In the data below, which lines contain "JSON"? List them by copying each one.

(DATASET)

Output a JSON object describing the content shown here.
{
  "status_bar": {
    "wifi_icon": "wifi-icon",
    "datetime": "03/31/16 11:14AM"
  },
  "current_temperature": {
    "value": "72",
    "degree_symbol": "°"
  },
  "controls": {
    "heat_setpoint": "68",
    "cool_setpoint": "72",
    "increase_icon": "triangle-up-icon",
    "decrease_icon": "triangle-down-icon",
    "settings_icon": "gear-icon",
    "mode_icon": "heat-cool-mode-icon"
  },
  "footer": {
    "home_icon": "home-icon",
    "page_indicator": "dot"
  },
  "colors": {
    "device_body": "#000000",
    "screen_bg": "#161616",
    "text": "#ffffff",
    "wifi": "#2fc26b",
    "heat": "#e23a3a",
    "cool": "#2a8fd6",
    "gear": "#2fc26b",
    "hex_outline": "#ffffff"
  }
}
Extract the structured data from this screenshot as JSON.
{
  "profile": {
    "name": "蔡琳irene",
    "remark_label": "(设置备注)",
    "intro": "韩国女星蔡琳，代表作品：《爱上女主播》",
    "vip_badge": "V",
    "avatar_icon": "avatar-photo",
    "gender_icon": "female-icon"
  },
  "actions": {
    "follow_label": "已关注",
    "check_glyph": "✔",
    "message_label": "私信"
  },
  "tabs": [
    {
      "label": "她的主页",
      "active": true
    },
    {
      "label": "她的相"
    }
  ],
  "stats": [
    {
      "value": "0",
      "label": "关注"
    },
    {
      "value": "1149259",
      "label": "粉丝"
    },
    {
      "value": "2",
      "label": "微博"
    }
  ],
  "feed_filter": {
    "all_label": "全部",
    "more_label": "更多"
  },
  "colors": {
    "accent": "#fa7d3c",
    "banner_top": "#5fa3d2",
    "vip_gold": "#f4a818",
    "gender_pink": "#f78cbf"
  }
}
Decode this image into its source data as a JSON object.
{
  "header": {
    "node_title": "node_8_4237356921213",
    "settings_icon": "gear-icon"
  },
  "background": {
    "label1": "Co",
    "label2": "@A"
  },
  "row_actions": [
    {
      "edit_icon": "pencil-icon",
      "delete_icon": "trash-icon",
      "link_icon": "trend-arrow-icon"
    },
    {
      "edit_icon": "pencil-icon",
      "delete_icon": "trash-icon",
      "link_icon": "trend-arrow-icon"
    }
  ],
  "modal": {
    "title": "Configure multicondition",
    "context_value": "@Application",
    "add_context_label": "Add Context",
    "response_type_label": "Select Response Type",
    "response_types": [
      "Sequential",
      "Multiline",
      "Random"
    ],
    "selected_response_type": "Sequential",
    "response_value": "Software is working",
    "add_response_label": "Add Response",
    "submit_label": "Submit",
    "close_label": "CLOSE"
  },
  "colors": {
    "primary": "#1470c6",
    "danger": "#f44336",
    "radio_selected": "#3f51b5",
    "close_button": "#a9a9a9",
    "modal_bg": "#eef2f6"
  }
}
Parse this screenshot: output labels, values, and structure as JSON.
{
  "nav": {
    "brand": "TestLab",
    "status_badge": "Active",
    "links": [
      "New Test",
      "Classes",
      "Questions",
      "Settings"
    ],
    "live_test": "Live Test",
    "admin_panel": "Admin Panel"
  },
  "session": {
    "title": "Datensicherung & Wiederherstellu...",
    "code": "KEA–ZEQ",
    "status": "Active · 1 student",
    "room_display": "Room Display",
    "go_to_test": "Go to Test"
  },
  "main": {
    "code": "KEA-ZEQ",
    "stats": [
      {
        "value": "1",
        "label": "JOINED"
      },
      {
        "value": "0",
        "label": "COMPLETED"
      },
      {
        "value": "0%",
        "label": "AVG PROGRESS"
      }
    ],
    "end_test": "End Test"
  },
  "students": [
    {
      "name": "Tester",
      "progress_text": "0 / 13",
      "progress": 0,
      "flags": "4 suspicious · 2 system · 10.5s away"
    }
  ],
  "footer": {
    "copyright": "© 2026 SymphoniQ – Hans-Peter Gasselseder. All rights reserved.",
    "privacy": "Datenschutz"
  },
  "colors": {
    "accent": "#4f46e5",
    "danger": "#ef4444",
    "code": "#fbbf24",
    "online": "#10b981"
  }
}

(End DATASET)

**EXERCISE OUTPUT**
Output a JSON object describing the content shown here.
Extract the structured data from this screenshot as JSON.
Decode this image into its source data as a JSON object.
Parse this screenshot: output labels, values, and structure as JSON.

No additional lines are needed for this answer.